**Exercise details:** From the line containing "Decode this image" down to the last line of the records below, copy every line exactly. Leave out everything before it.

────

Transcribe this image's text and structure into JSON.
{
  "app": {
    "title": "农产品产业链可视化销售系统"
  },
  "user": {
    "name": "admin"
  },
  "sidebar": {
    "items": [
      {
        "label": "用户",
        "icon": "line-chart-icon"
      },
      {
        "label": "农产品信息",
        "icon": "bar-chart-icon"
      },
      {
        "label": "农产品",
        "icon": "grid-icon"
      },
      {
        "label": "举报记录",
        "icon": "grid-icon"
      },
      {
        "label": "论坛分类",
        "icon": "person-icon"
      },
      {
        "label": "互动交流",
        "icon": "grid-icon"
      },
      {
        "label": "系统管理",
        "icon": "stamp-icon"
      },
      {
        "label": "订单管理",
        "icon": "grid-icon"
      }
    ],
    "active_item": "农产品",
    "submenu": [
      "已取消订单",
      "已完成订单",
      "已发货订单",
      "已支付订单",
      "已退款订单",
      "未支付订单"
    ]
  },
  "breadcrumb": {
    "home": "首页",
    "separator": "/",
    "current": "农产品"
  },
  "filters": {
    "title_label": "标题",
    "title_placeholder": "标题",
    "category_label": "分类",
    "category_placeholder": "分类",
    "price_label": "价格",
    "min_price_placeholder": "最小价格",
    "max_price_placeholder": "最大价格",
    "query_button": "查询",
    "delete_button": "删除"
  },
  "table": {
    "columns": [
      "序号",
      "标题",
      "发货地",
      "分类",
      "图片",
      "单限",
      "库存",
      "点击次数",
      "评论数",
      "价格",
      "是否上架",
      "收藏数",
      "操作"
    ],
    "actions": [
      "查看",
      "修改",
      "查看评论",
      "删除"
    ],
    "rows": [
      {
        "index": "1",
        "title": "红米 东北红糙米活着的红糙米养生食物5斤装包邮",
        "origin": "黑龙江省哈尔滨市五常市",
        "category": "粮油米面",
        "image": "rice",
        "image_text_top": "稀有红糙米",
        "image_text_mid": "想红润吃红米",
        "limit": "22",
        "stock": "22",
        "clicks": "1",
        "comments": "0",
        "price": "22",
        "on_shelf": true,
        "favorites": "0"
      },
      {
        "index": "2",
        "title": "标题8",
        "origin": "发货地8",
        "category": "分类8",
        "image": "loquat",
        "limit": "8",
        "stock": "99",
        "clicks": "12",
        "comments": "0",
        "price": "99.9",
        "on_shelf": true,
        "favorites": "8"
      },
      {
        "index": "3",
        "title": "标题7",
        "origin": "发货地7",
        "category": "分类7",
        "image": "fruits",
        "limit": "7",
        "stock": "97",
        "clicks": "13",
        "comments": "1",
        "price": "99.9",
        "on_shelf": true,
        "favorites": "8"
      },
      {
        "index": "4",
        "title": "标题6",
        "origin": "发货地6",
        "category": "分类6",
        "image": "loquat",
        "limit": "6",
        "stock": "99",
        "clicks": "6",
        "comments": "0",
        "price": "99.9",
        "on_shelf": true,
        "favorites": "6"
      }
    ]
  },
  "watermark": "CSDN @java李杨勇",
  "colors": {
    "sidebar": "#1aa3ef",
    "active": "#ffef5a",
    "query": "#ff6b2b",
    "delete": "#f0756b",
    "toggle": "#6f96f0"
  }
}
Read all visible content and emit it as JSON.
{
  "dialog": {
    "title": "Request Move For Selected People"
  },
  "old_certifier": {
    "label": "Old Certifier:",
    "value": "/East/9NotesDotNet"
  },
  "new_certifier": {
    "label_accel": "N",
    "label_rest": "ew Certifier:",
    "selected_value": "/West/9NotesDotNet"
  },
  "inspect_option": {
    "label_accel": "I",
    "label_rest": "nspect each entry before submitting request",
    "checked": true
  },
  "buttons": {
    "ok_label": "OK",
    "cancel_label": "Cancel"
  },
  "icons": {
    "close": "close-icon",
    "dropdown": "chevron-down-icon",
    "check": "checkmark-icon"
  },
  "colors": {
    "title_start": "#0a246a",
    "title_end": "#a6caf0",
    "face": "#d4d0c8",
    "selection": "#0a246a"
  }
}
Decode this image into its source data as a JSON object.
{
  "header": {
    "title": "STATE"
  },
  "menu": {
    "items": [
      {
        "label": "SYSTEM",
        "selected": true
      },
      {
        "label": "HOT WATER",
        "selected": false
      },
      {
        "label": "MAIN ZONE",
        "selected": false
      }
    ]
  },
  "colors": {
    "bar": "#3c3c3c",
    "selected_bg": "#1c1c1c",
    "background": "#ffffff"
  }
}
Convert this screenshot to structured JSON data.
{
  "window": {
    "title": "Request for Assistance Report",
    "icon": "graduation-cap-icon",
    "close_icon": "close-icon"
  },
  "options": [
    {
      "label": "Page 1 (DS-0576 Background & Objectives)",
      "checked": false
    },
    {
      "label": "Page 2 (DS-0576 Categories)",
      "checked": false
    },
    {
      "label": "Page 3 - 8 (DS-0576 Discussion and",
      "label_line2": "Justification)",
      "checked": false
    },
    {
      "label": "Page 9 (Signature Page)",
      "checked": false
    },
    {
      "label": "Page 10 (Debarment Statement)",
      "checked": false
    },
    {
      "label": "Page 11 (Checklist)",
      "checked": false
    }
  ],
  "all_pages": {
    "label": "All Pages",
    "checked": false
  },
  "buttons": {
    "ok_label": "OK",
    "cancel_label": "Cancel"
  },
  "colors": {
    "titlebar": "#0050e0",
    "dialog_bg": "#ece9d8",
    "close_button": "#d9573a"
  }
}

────

**Exercise response:**
Decode this image into its source data as a JSON object.
{
  "header": {
    "title": "STATE"
  },
  "menu": {
    "items": [
      {
        "label": "SYSTEM",
        "selected": true
      },
      {
        "label": "HOT WATER",
        "selected": false
      },
      {
        "label": "MAIN ZONE",
        "selected": false
      }
    ]
  },
  "colors": {
    "bar": "#3c3c3c",
    "selected_bg": "#1c1c1c",
    "background": "#ffffff"
  }
}
Convert this screenshot to structured JSON data.
{
  "window": {
    "title": "Request for Assistance Report",
    "icon": "graduation-cap-icon",
    "close_icon": "close-icon"
  },
  "options": [
    {
      "label": "Page 1 (DS-0576 Background & Objectives)",
      "checked": false
    },
    {
      "label": "Page 2 (DS-0576 Categories)",
      "checked": false
    },
    {
      "label": "Page 3 - 8 (DS-0576 Discussion and",
      "label_line2": "Justification)",
      "checked": false
    },
    {
      "label": "Page 9 (Signature Page)",
      "checked": false
    },
    {
      "label": "Page 10 (Debarment Statement)",
      "checked": false
    },
    {
      "label": "Page 11 (Checklist)",
      "checked": false
    }
  ],
  "all_pages": {
    "label": "All Pages",
    "checked": false
  },
  "buttons": {
    "ok_label": "OK",
    "cancel_label": "Cancel"
  },
  "colors": {
    "titlebar": "#0050e0",
    "dialog_bg": "#ece9d8",
    "close_button": "#d9573a"
  }
}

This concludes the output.